Fleeing an abusive partner often places women in the position of becoming a single mother, making her solely responsible for providing for herself and her children. Access to early childhood education and care is essential for a single mother to be able to obtain and maintain employment and provide for her family. Further, finding child care in a city that is short 16,274 child care spaces is a difficult task on its own: compounded by a median childcare cost of $1,400 per month, this obstacle can easily become insurmountable.
Further, not every childcare site that a woman can afford may be able to take care of her child when she needs that support. Here, we can see the paradox that many survivors face: they need to find employment in order to provide for their family, however, in order to do so, they need to find flexible and reliable childcare. Even with subsidies, the cost of childcare can be prohibitive, so women need stable employment in order to afford it.
Needless to say, this leaves many women in a catch-22 in which economic self-sufficiency is untenable. For these women, a lack of accessible childcare presents a barrier to full economic participation and hence, independence.
Accessing perinatal care
Women who are of reproductive age are especially vulnerable to experiencing violence, with an estimated 3.7% -9% perinatal women experiencing intimate partner violence. Experiencing abuse during and around pregnancy can have many significant adverse effects on both mother and child, ranging from pregnancy complications, to gynecologic disorders, adverse neo-natal outcomes, miscarriage, and still birth.
Moreover, many of these effects can extend long into a child’s life. Studies suggest that children of parents who have experienced abuse are more vulnerable to developing negative social-emotional wellbeing outcomes, such as altered responses to stress and emotion regulation challenges.
Because of this, it’s essential that new and expecting mothers experiencing domestic violence receive consistent, comprehensive perinatal care. Unfortunately, studies suggest that these women are also less likely to receive adequate care. Mothers who are being abused may have difficulty attending these appointments as a result of their abuser’s control. Others may feel immense shame or fear that healthcare providers may judge her or move to have her child taken away from her. Further to this, screening tools for domestic violence may not be culturally sensitive or assume that the woman is in a heterosexual, monogamous relationship, which may neglect many women. This is especially concerning, as evidence suggest that women are more likely to seek help from interventions suggested by their health care provider than any other official personnel.
How can we help mothers experiencing domestic violence?
As you can see, many of the barriers to living a life free from violence mothers experience are systemic in nature.
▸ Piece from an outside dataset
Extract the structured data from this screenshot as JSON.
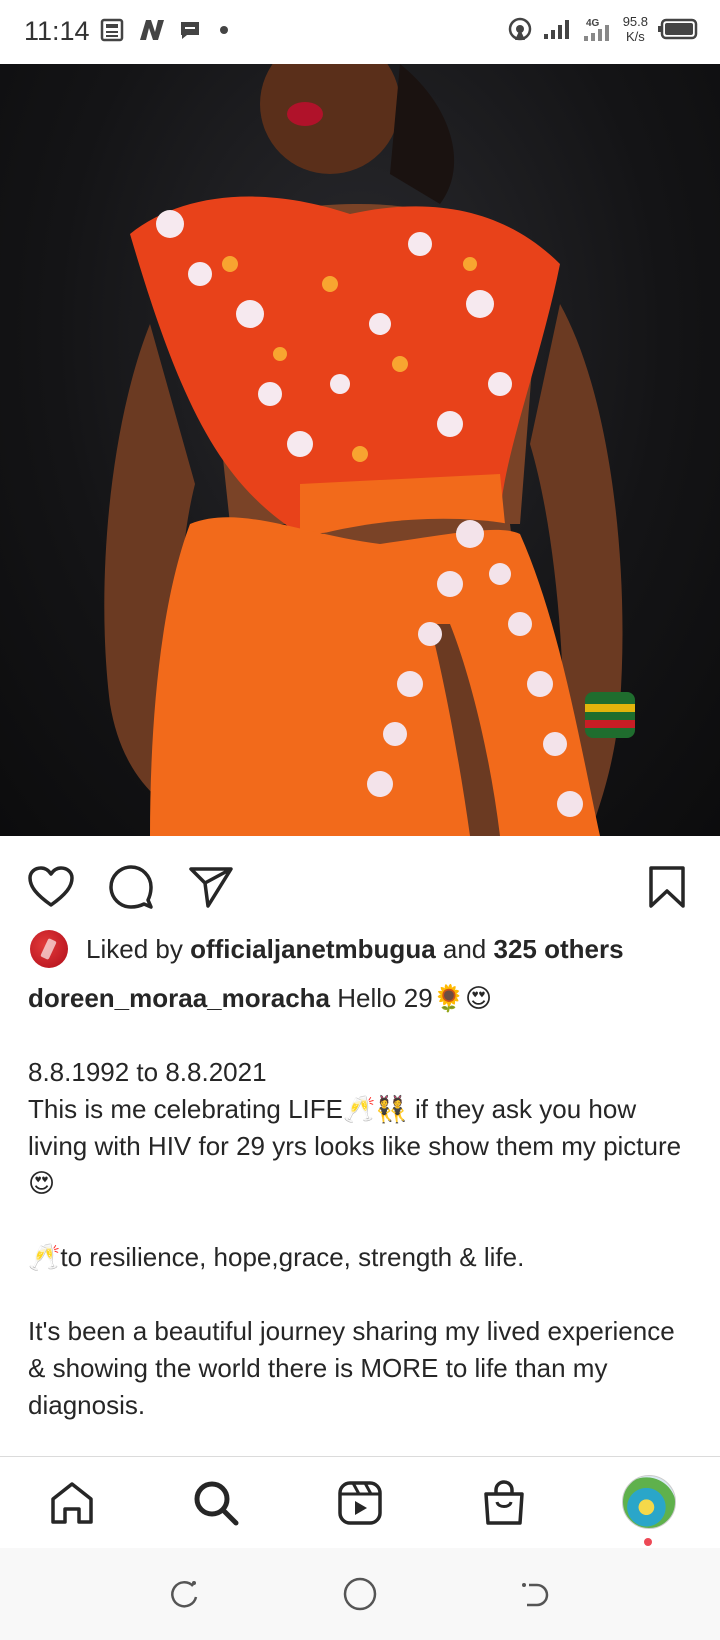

Socioeconomic conditions play a huge role not only in shaping if and when a mother can flee her abuser, but how. Ending violence against women necessitates wide-sweeping social reform.
Furthermore, it is critical that we support holistic trauma-informed, woman-centered organizations like Dixon. The continuum of care that we provide goes beyond a safe place to rest and heal, including specialized supports and resources designed to help families rebuild their lives. Our dedicated and passionate staff take the time to get to know each and every one of our clients and provide them with individualized supports to help them overcome many of these challenges.
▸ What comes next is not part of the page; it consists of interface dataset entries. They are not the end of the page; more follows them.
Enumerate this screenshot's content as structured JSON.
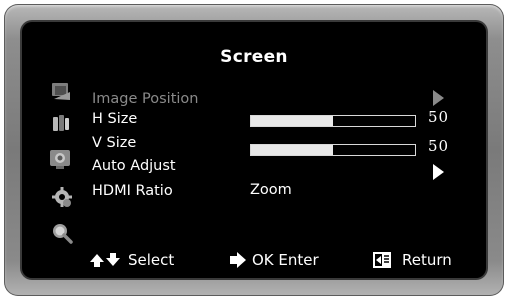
{
  "menu": {
    "title": "Screen"
  },
  "items": [
    {
      "label": "Image Position",
      "state": "disabled"
    },
    {
      "label": "H Size",
      "value": "50",
      "level": 0.5
    },
    {
      "label": "V Size",
      "value": "50",
      "level": 0.5
    },
    {
      "label": "Auto Adjust"
    },
    {
      "label": "HDMI Ratio",
      "value": "Zoom"
    }
  ],
  "side_icons": [
    "picture-icon",
    "color-icon",
    "screen-icon",
    "settings-gear-icon",
    "magnifier-icon"
  ],
  "footer": {
    "select": "Select",
    "enter": "OK Enter",
    "return": "Return"
  },
  "colors": {
    "background": "#000000",
    "text": "#ffffff",
    "disabled_text": "#8a8a8a",
    "bezel": "#8e8e8e"
  }
}
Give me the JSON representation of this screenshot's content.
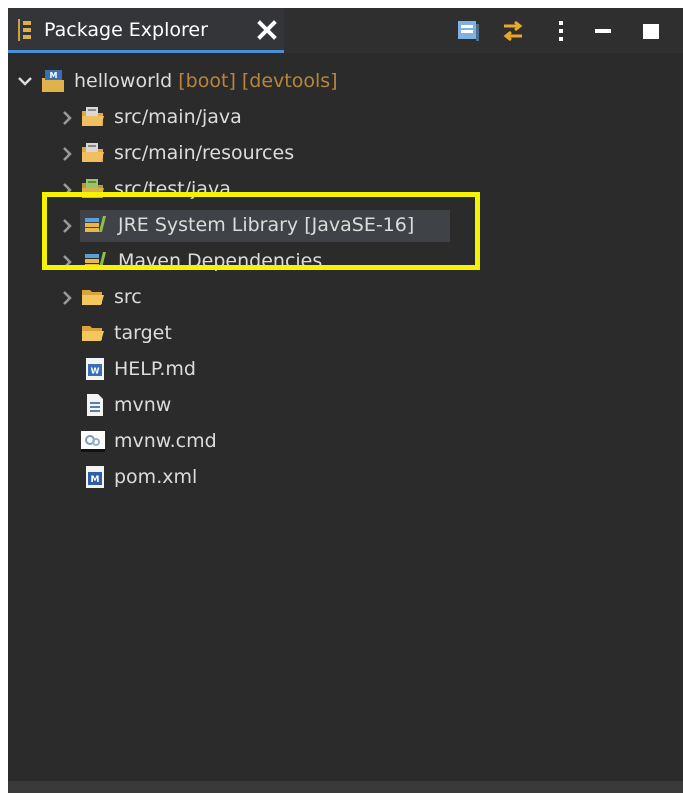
{
  "view": {
    "tab_title": "Package Explorer",
    "tab_icon": "package-explorer-icon",
    "close_icon": "close-icon",
    "toolbar": [
      {
        "name": "collapse-all-icon"
      },
      {
        "name": "link-with-editor-icon"
      },
      {
        "name": "view-menu-icon"
      },
      {
        "name": "minimize-icon"
      },
      {
        "name": "maximize-icon"
      }
    ]
  },
  "tree": {
    "project": {
      "name": "helloworld",
      "decorations": " [boot] [devtools]",
      "icon": "maven-project-icon"
    },
    "items": [
      {
        "label": "src/main/java",
        "icon": "source-folder-icon"
      },
      {
        "label": "src/main/resources",
        "icon": "source-folder-icon"
      },
      {
        "label": "src/test/java",
        "icon": "test-source-folder-icon"
      },
      {
        "label": "JRE System Library [JavaSE-16]",
        "icon": "library-icon"
      },
      {
        "label": "Maven Dependencies",
        "icon": "library-icon"
      },
      {
        "label": "src",
        "icon": "folder-icon"
      },
      {
        "label": "target",
        "icon": "folder-icon"
      },
      {
        "label": "HELP.md",
        "icon": "word-file-icon"
      },
      {
        "label": "mvnw",
        "icon": "text-file-icon"
      },
      {
        "label": "mvnw.cmd",
        "icon": "cmd-file-icon"
      },
      {
        "label": "pom.xml",
        "icon": "maven-pom-icon"
      }
    ]
  },
  "colors": {
    "background": "#2b2b2b",
    "highlight_box": "#f7f200",
    "decoration_text": "#b8863b",
    "tab_underline": "#4a8fd6"
  }
}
Finally, it’s important that we all know how to appropriately respond when our loved ones are experiencing violence. We’ve previously published a blog post on this exact subject, but at its core, survivors need to feel believed, supported, respected, validated and cared for above all else.
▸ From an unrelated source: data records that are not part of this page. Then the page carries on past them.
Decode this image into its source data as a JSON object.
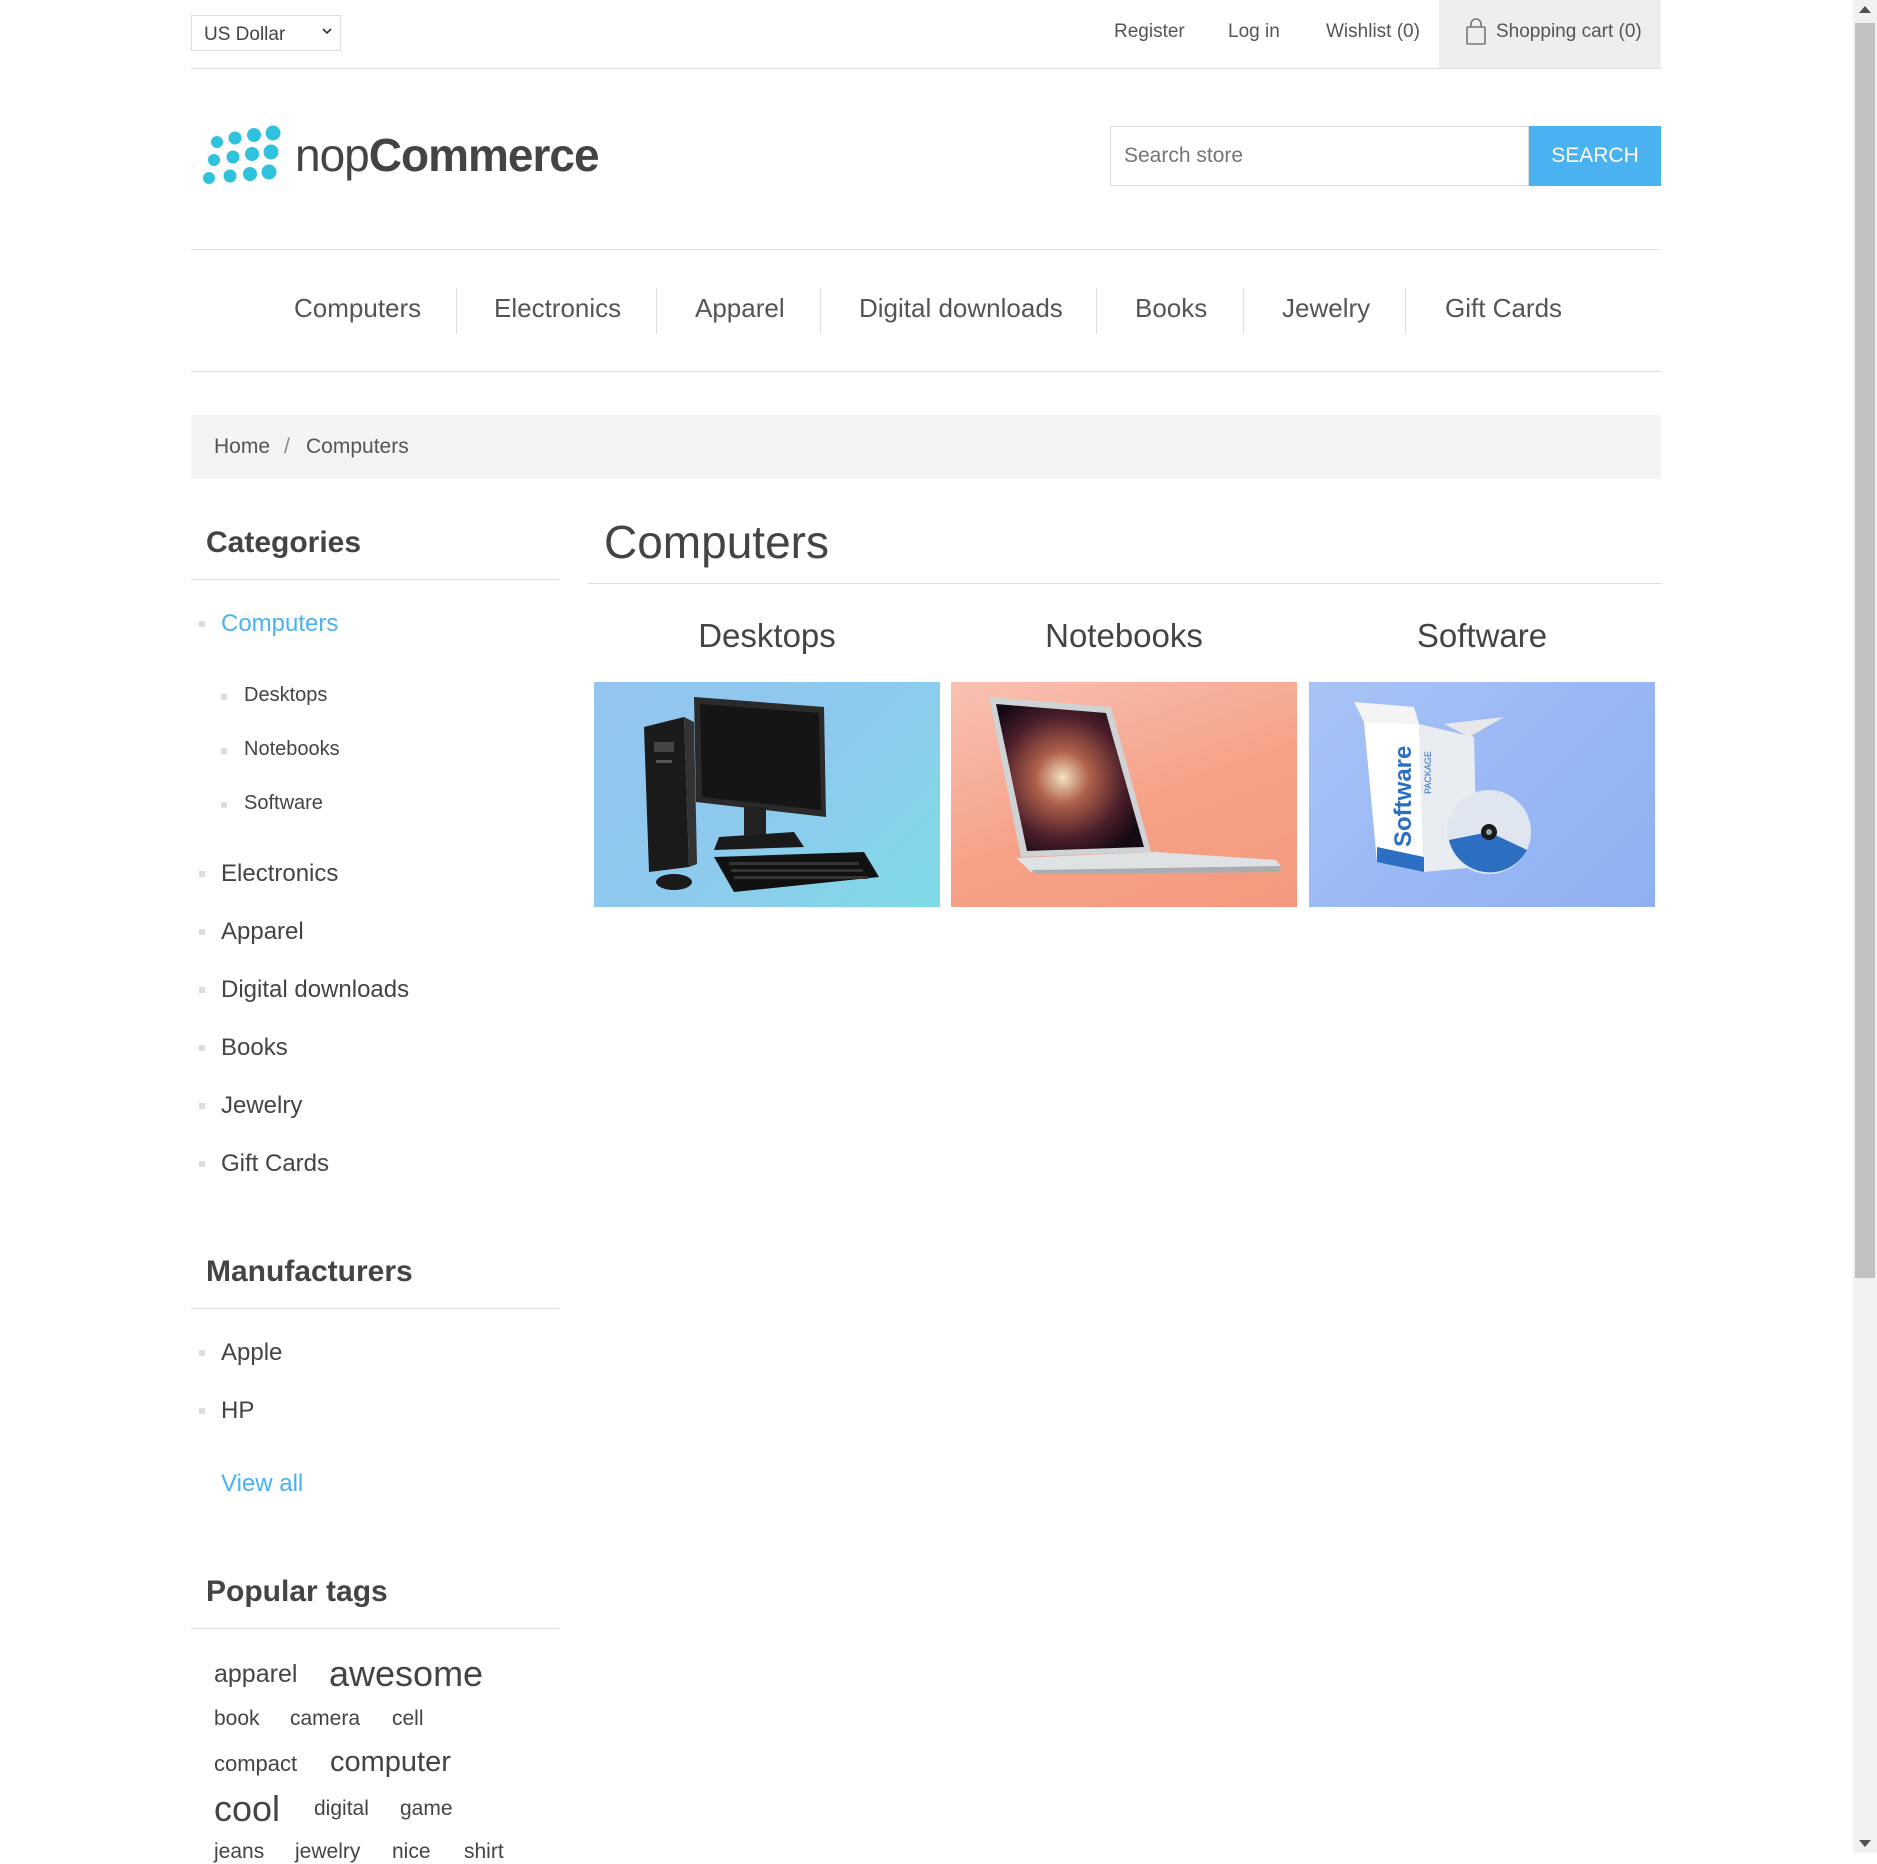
{
  "header": {
    "currency": "US Dollar",
    "register": "Register",
    "login": "Log in",
    "wishlist": "Wishlist (0)",
    "cart": "Shopping cart (0)"
  },
  "logo": {
    "part1": "nop",
    "part2": "Commerce",
    "color": "#2fc2dc"
  },
  "search": {
    "placeholder": "Search store",
    "button": "SEARCH"
  },
  "top_menu": [
    "Computers",
    "Electronics",
    "Apparel",
    "Digital downloads",
    "Books",
    "Jewelry",
    "Gift Cards"
  ],
  "breadcrumb": {
    "home": "Home",
    "separator": "/",
    "current": "Computers"
  },
  "sidebar": {
    "categories_title": "Categories",
    "categories": [
      "Computers",
      "Electronics",
      "Apparel",
      "Digital downloads",
      "Books",
      "Jewelry",
      "Gift Cards"
    ],
    "subcategories": [
      "Desktops",
      "Notebooks",
      "Software"
    ],
    "manufacturers_title": "Manufacturers",
    "manufacturers": [
      "Apple",
      "HP"
    ],
    "view_all": "View all",
    "tags_title": "Popular tags",
    "tags": [
      "apparel",
      "awesome",
      "book",
      "camera",
      "cell",
      "compact",
      "computer",
      "cool",
      "digital",
      "game",
      "jeans",
      "jewelry",
      "nice",
      "shirt"
    ]
  },
  "main": {
    "title": "Computers",
    "subcategories": [
      "Desktops",
      "Notebooks",
      "Software"
    ],
    "software_box_text": "Software",
    "software_box_subtext": "PACKAGE"
  },
  "colors": {
    "accent": "#4ab2f1",
    "text": "#444444",
    "border": "#dddddd"
  }
}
If you or someone you know would like some help leaving a violent situation, please do not hesitate to reach out. At Dixon, you can call our 24-hour intake line at 6044-298-3454 or get in touch by email. For resources outside of the lower mainland, please call VictimLink BC at 1-800-563-0808. If you are in immediate danger, please call 911.